| || |
Term limits now!
February 11, 2010 - John Stack
As it becomes more and more apparent to common citizenry that our government is controlled not by the voters, but by big money, special interests and the desire to be re-elected we look for ways to try to stem this fetid tide. Many say to ‘vote them out’. Great idea, but as you know ‘our’ representatives are great its ‘everyone else’ who is bad in congress/senate/assembly. How about term limits and ethics reform?
This week, the NYS senate failed to override the governor’s veto of the weak vote buying window dressing ethics reform bill. Sometimes you read where some governor vetoed a bill, claiming ‘it didn’t go far enough’ where they really meant ‘this goes way too far for me to be comfortable’. This time, I’d wager Gov Paterson was dead on in vetoing this bill because it was way too weak. We know this because he has all ready supplied his own version of the bill which is far tougher than the bill allows for. A big portion of Paterson’s plan would be to divulge much more of financial conflicts of interests by lawyers and consultants. Had this bill been law years ago, we never would have had the Joe Bruno trial (or he would have been punished much more severely). I would really feel better if there was some big regulation involving an industry on the legislative agenda and I knew if some of the lawmakers worked for firms where the big players in this industry had multimillion dollar retainers. Looking at the jobs Joe Bruno was paid for, it is impossible to come away not thinking he was basically selling his vote and influence. As Shelley Silver also makes a ton of dough as a consultant, I’m sure he’d give up his own children before he agreed to more stringent ethics regulations.
But, then again, you can’t really regulate ethics. This week, the Senate voted to remove Hiram Monserrate from office. The same HM who is caught on a video camera screaming at his girlfriend and dragging her thru the halls of their apartment building. Somehow, she also somehow got cut on her face from broken glass. Of course Hi is claiming that it is all a conspiracy etc etc. He claims his constituents voted him into office and he should continue to represent them. He neglects the fact he was elected BEFORE he assaulted his girlfriend. I’m sure the electorate would have a different view of him now. The vote was 53-8 against him. Who were the 8? Pedro Espada – whom I have written about numerous times as the ringleader of the leadership fiasco in Albany last year, Ruben Diaz (another conspirator who is not worthy of the term senator. After the vote, Diaz had the temerity to compare himself to Martin Luther King himself saying the events of the day ‘ …relieves him of his anguish. Now I am a free man…Free at last, free at last, thank Gid almighty, I am free at last’ – this for a guy who was convicted of assault on his girlfriend and is the lowest form of society, and he thinks he is still a viable senator. Kevin Parker – who not surprisingly voted to keep Monserrate – as he himself is facing felony assault charges for an altercation with a photographer. John Sampson, democratic conference leader who basically owes his position to Espada, monserrate and Diaz . We can’t get these sleazeballs to vote with any conscience or ethics, no matter what laws we pass.

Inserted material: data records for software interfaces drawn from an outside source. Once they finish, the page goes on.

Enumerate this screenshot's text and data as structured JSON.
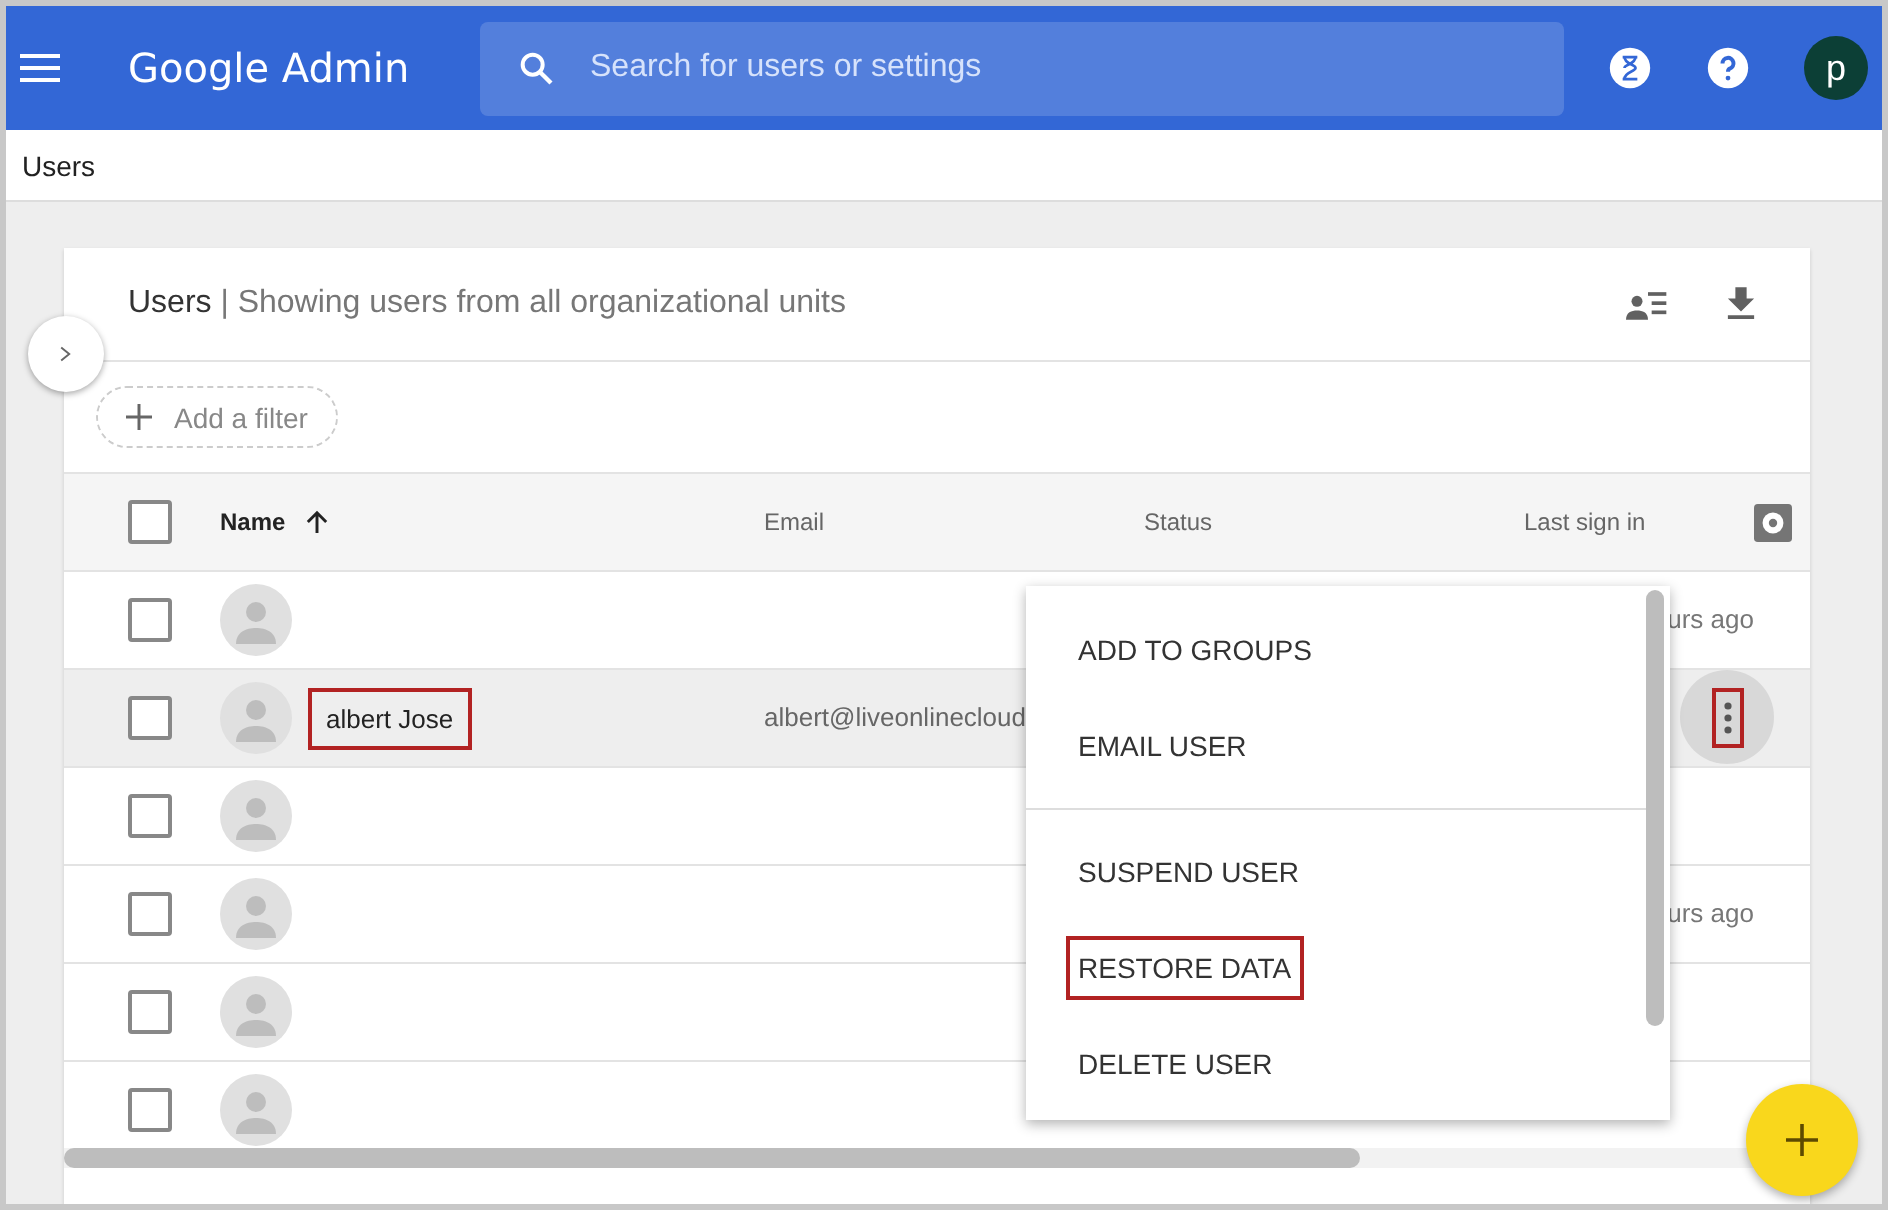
{
  "top_bar": {
    "title": "Google Admin",
    "search": {
      "placeholder": "Search for users or settings"
    },
    "avatar_letter": "p"
  },
  "breadcrumb": "Users",
  "card": {
    "title": "Users",
    "subtitle": "| Showing users from all organizational units",
    "filter_button": "Add a filter"
  },
  "table": {
    "select_all_checked": false,
    "columns": [
      {
        "label": "Name",
        "sorted": true
      },
      {
        "label": "Email",
        "sorted": false
      },
      {
        "label": "Status",
        "sorted": false
      },
      {
        "label": "Last sign in",
        "sorted": false
      }
    ],
    "rows": [
      {
        "last_sign_in": "urs ago",
        "selected": false,
        "checked": false
      },
      {
        "name": "albert Jose",
        "email": "albert@liveonlinecloud",
        "highlighted": true,
        "selected": true,
        "checked": false
      },
      {
        "selected": false,
        "checked": false
      },
      {
        "last_sign_in": "urs ago",
        "selected": false,
        "checked": false
      },
      {
        "selected": false,
        "checked": false
      },
      {
        "selected": false,
        "checked": false
      }
    ]
  },
  "more_button": {
    "highlighted": true
  },
  "context_menu": {
    "items": [
      {
        "kind": "item",
        "label": "ADD TO GROUPS",
        "highlighted": false
      },
      {
        "kind": "item",
        "label": "EMAIL USER",
        "highlighted": false
      },
      {
        "kind": "divider"
      },
      {
        "kind": "item",
        "label": "SUSPEND USER",
        "highlighted": false
      },
      {
        "kind": "item",
        "label": "RESTORE DATA",
        "highlighted": true
      },
      {
        "kind": "item",
        "label": "DELETE USER",
        "highlighted": false
      }
    ]
  }
}
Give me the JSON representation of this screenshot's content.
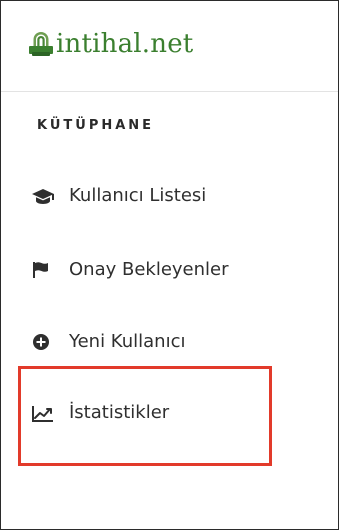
{
  "brand": {
    "name": "intihal.net",
    "logo_icon": "fingerprint-icon",
    "brand_color": "#3b7f2f"
  },
  "sidebar": {
    "section_title": "KÜTÜPHANE",
    "items": [
      {
        "label": "Kullanıcı Listesi",
        "icon": "graduation-cap-icon"
      },
      {
        "label": "Onay Bekleyenler",
        "icon": "flag-icon"
      },
      {
        "label": "Yeni Kullanıcı",
        "icon": "plus-circle-icon"
      },
      {
        "label": "İstatistikler",
        "icon": "line-chart-icon"
      }
    ]
  },
  "colors": {
    "text": "#2f2f2f",
    "highlight_border": "#e23a2a",
    "frame_border": "#2b2b2b"
  }
}
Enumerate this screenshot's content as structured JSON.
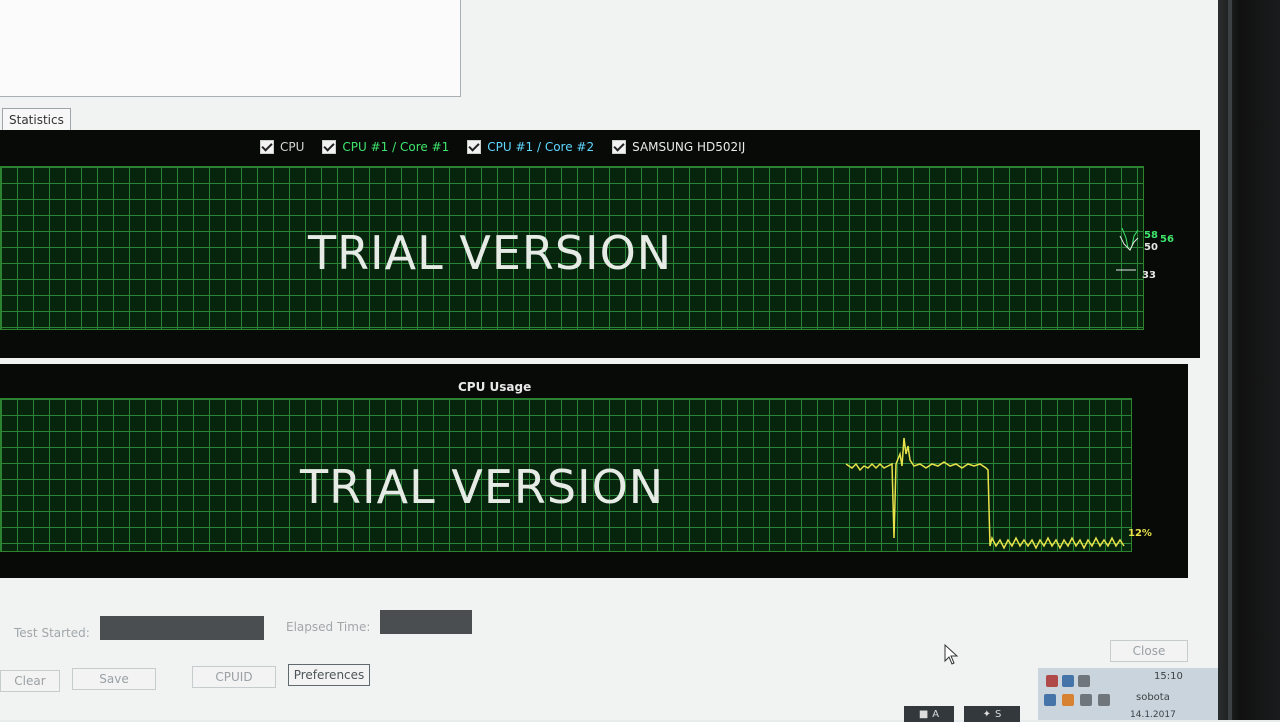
{
  "tab": {
    "label": "Statistics"
  },
  "legend": [
    {
      "label": "CPU",
      "color": "#d7d7d7"
    },
    {
      "label": "CPU #1 / Core #1",
      "color": "#3fe56b"
    },
    {
      "label": "CPU #1 / Core #2",
      "color": "#5fd8ff"
    },
    {
      "label": "SAMSUNG HD502IJ",
      "color": "#e9e9e9"
    }
  ],
  "temp_chart": {
    "watermark": "TRIAL VERSION",
    "labels": [
      "58",
      "56",
      "50",
      "33"
    ]
  },
  "usage_chart": {
    "title": "CPU Usage",
    "watermark": "TRIAL VERSION",
    "current_value": "12%"
  },
  "fields": {
    "test_started_label": "Test Started:",
    "elapsed_time_label": "Elapsed Time:"
  },
  "buttons": {
    "clear": "Clear",
    "save": "Save",
    "cpuid": "CPUID",
    "preferences": "Preferences",
    "close": "Close"
  },
  "taskbar": {
    "time": "15:10",
    "day": "sobota",
    "date": "14.1.2017",
    "app_a": "A",
    "app_s": "S"
  },
  "colors": {
    "grid": "#2c8a3a",
    "grid_bg": "#07260e",
    "usage_line": "#e9e34b"
  }
}
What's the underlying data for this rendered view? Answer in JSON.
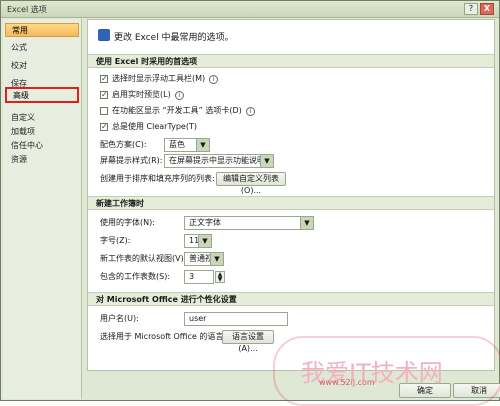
{
  "window": {
    "title": "Excel 选项",
    "help_label": "?",
    "close_label": "X"
  },
  "sidebar": {
    "items": [
      {
        "label": "常用",
        "active": true
      },
      {
        "label": "公式"
      },
      {
        "label": "校对"
      },
      {
        "label": "保存"
      },
      {
        "label": "高级",
        "highlight": true
      },
      {
        "label": "自定义"
      },
      {
        "label": "加载项"
      },
      {
        "label": "信任中心"
      },
      {
        "label": "资源"
      }
    ]
  },
  "content": {
    "intro": "更改 Excel 中最常用的选项。",
    "sections": {
      "top_options": {
        "title": "使用 Excel 时采用的首选项",
        "checkboxes": [
          {
            "label": "选择时显示浮动工具栏(M)",
            "checked": true
          },
          {
            "label": "启用实时预览(L)",
            "checked": true
          },
          {
            "label": "在功能区显示 “开发工具” 选项卡(D)",
            "checked": false
          },
          {
            "label": "总是使用 ClearType(T)",
            "checked": true
          }
        ],
        "color_scheme_label": "配色方案(C):",
        "color_scheme_value": "蓝色",
        "tooltip_style_label": "屏幕提示样式(R):",
        "tooltip_style_value": "在屏幕提示中显示功能说明",
        "custom_lists_label": "创建用于排序和填充序列的列表:",
        "custom_lists_button": "编辑自定义列表(O)..."
      },
      "new_workbook": {
        "title": "新建工作簿时",
        "font_label": "使用的字体(N):",
        "font_value": "正文字体",
        "size_label": "字号(Z):",
        "size_value": "11",
        "view_label": "新工作表的默认视图(V):",
        "view_value": "普通视图",
        "sheets_label": "包含的工作表数(S):",
        "sheets_value": "3"
      },
      "personalize": {
        "title": "对 Microsoft Office 进行个性化设置",
        "username_label": "用户名(U):",
        "username_value": "user",
        "language_label": "选择用于 Microsoft Office 的语言:",
        "language_button": "语言设置(A)..."
      }
    }
  },
  "footer": {
    "ok_label": "确定",
    "cancel_label": "取消"
  },
  "watermark": {
    "text": "我爱IT技术网",
    "url": "www.52ij.com"
  }
}
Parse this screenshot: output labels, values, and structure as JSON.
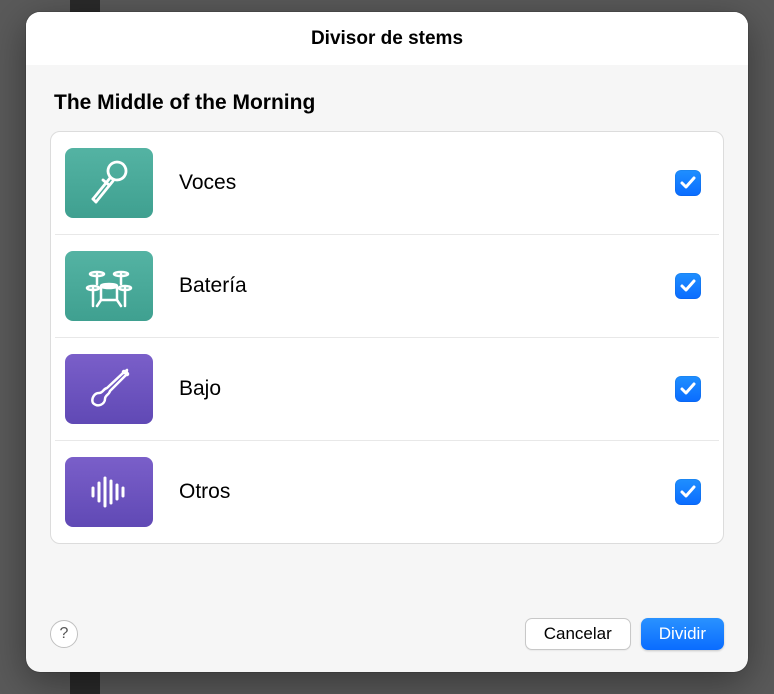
{
  "dialog": {
    "title": "Divisor de stems",
    "song_title": "The Middle of the Morning"
  },
  "stems": [
    {
      "label": "Voces",
      "checked": true,
      "icon": "microphone",
      "color": "teal"
    },
    {
      "label": "Batería",
      "checked": true,
      "icon": "drums",
      "color": "teal"
    },
    {
      "label": "Bajo",
      "checked": true,
      "icon": "bass",
      "color": "purple"
    },
    {
      "label": "Otros",
      "checked": true,
      "icon": "waveform",
      "color": "purple"
    }
  ],
  "footer": {
    "help": "?",
    "cancel": "Cancelar",
    "split": "Dividir"
  }
}
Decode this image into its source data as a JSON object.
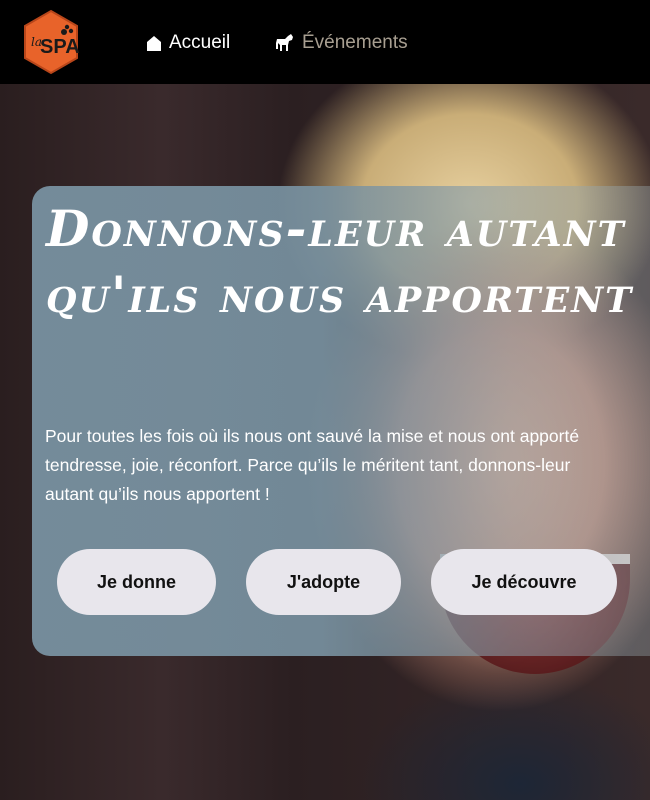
{
  "logo": {
    "text": "la SPA",
    "color": "#e8632a"
  },
  "nav": {
    "home": {
      "label": "Accueil",
      "icon": "home-icon",
      "color": "#ffffff"
    },
    "events": {
      "label": "Événements",
      "icon": "dog-icon",
      "color": "#a89f91"
    }
  },
  "hero": {
    "title_line1": "Donnons-leur autant",
    "title_line2": "qu'ils nous apportent",
    "text_line1": "Pour toutes les fois où ils nous ont sauvé la mise et nous ont apporté",
    "text_line2": "tendresse, joie, réconfort. Parce qu’ils le méritent tant, donnons-leur",
    "text_line3": "autant qu’ils nous apportent !",
    "buttons": {
      "donate": "Je donne",
      "adopt": "J'adopte",
      "discover": "Je découvre"
    }
  }
}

How about term limits? I finally have come around to that being a viable solution, mostly because of the terrible reasoning in a editorial in the Press Republican. A big portion of the P-Rs opposition is that if term limits were set at like 12 years, who would run for office? They surmised only older people or the rich would run, if they didn’t have the belief that they would be in office for more than 12 years! I say, no politician should believe that they have some type of god given right to stay in office forever! Currently, something like over 90% of all NY legislators (Senate and Assembly) get reelected. Its not because they are doing a good job, as evidenced by these two legislative bodies having lower approval ratings than George W Bush at a Green Peace rally. They get reelected because their districts are mostly drawn to get their party elected, and then use their position to spend most of their time using the trappings of office to get reelected. Regardless if you are a democrat or republican, rarely will you face a primary, or at least a primary where the party supports the upstart. With term limits, yeah we may throw some of the good out with the bad. But, when you get rid of the 95 % who are the bad, I’ll gladly take the 5% of the good being let go. The more a politician is in office, the more powerful he or she gets. They rarely use this power for the overall good, but to make themselves more powerful for the sake of power and money. I can’t think of any assemblymen or senators or congressmen who are indisposable, where the state would be worse off without them. But, I can name a bunch quickly (including most people mentioned here) who the state would be better off with them gone.
No comments posted for this article.
Post a Comment
News, Blogs & Events Web